this time, doctors determined Kilbane suffered from, amongst
other ailments, CV, cirrhosis due to nonalcoholic
steatohepatitis, and leukocytoclasic vasculitis. To say the
least, Kilbane's condition remained serious. Although
Kilbane was certainly better than when she was hospitalized,
she was nowhere near back to full strength. Dr. Tveite noted
Kilbane's energy level and strength “are not
anywhere near baseline.” Tr. 344. Kilbane also suffered
from insomnia, possibly from medications, and anxiety,
possibly from work stressors. Tr. 344. On physical
examination, Kilbane's cheeks were “a little bit
mid-August 2012, Kilbane attempted to return to work. She had
to move her classroom and testified she simply could not
handle returning to work.
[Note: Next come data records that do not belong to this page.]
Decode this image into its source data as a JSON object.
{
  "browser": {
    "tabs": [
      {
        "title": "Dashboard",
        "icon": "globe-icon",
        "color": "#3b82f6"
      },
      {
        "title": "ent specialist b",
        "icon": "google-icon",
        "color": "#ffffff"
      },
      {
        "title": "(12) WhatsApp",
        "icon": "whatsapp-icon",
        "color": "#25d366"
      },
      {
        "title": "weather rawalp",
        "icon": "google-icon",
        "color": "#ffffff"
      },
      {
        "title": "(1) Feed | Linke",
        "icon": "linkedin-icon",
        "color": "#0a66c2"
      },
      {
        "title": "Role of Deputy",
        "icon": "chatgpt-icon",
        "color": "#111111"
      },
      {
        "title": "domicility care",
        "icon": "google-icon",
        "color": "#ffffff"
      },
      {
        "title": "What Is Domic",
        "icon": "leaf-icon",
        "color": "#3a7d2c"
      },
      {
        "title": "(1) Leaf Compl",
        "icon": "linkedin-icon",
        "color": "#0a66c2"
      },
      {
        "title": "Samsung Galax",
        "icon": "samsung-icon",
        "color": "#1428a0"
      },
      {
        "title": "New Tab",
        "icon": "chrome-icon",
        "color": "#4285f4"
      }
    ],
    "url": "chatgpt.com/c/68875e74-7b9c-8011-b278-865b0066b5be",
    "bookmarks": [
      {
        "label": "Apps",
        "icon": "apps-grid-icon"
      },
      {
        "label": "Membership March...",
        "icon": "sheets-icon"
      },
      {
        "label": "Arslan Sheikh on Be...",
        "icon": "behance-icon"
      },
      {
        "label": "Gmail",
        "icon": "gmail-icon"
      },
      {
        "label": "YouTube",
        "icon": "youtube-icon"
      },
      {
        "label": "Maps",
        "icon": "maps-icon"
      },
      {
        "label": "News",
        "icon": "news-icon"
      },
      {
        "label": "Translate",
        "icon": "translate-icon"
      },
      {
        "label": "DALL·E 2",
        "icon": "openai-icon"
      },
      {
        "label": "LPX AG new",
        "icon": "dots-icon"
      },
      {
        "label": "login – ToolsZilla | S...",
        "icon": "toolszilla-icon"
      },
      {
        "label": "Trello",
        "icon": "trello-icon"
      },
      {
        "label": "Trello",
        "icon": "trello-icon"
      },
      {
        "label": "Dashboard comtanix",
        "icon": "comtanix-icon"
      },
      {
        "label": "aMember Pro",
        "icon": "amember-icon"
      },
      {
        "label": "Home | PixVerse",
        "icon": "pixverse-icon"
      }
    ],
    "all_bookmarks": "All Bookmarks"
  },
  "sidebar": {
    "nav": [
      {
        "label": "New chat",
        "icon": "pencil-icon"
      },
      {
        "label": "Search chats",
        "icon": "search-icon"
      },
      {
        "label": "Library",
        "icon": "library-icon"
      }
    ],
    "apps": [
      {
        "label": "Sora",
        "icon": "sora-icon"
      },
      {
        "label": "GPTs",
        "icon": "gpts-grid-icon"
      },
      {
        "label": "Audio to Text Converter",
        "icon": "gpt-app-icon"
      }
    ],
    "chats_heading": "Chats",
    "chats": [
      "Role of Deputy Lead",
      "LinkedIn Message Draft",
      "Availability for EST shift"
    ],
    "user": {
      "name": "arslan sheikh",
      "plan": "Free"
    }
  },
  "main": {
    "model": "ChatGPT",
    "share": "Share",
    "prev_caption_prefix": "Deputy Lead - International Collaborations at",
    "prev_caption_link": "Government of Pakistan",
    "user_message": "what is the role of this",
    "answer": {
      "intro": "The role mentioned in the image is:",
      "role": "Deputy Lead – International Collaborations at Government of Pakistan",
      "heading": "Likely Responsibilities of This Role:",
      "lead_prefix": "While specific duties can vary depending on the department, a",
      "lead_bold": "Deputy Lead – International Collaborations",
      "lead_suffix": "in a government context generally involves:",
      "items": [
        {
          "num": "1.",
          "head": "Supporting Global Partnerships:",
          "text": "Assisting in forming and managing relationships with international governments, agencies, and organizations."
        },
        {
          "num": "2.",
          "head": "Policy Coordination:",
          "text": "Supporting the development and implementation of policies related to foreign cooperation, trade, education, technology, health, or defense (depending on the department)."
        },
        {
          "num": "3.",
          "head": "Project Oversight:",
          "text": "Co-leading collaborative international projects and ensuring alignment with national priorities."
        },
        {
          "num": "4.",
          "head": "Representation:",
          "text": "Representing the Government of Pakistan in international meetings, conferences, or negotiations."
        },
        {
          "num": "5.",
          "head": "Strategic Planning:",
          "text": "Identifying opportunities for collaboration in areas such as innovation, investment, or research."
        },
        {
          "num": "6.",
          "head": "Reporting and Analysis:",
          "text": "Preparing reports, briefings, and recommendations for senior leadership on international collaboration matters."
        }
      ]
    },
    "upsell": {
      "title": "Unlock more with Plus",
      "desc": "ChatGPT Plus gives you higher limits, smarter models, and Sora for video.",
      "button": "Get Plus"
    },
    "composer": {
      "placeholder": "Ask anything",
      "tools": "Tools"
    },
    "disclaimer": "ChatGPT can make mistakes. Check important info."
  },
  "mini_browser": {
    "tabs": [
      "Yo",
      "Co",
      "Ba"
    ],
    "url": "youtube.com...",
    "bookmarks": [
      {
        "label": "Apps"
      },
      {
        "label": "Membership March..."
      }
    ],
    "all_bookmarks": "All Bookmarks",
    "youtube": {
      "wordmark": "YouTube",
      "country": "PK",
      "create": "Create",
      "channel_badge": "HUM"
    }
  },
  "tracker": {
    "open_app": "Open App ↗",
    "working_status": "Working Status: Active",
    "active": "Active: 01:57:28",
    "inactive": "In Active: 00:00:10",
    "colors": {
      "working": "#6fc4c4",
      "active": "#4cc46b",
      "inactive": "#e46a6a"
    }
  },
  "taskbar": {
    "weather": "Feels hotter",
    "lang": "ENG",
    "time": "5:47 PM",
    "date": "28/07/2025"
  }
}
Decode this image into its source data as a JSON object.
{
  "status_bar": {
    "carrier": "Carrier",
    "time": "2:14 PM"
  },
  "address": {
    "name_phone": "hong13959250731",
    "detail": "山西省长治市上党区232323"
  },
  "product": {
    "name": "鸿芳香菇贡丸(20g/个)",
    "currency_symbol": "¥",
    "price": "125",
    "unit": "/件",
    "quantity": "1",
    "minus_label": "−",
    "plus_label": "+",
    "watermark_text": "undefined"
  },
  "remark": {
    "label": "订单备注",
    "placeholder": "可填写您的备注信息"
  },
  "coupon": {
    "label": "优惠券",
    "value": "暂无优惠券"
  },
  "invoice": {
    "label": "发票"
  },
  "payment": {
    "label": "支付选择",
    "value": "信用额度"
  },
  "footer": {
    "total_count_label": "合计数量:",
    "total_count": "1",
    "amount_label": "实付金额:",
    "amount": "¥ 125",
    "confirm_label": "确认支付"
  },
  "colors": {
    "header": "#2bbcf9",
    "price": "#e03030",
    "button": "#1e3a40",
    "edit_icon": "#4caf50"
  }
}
Her attempt to work did not last
long. On August 24, 2012, Kilbane again sought treatment from
Dr. Tveite. As she recently attempted, without success,
returning to work, it is understandable that Kilbane's
chief complaint at this time was “situational anxiety
and depression” regarding returning to work. Tr. 342.
Adding to Kilbane's anxiety was her knowledge that if she
could not return to work, she and her family would lose their
health insurance. Tr. 360. Dr. Tveite noted Kilbane's CV
was being managed by Dr. Maier, the specialist. Tr. 342.
Maier treated Kilbane on August 28, 2012, just days after her
unsuccessful attempt at returning to her classroom. Kilbane
complained of “increasing joint pain, peripheral edema
and numbness, palpatations, and fatigue.” Tr. 360.
While Kilbane self-reported numbness, objective results
demonstrated “some decreased light touch over her
feet.” Tr. 360. Taking everything into account, Dr.
Maier provided the following assessment:
Brooke is having persistent symptoms, which is making it very
difficult for her to work. I agree with her that she is
immunocompromised from her cirrhosis and medications, and I
have recommended that she consider disability for at least a
year of two while her disease is treated. She will
investigate health insurance options during this period of
disability. We will plan to re-assess in 2 weeks' time
with updated laboratory at that time.
On August 30, 2012, Dr. Maier drafted the ...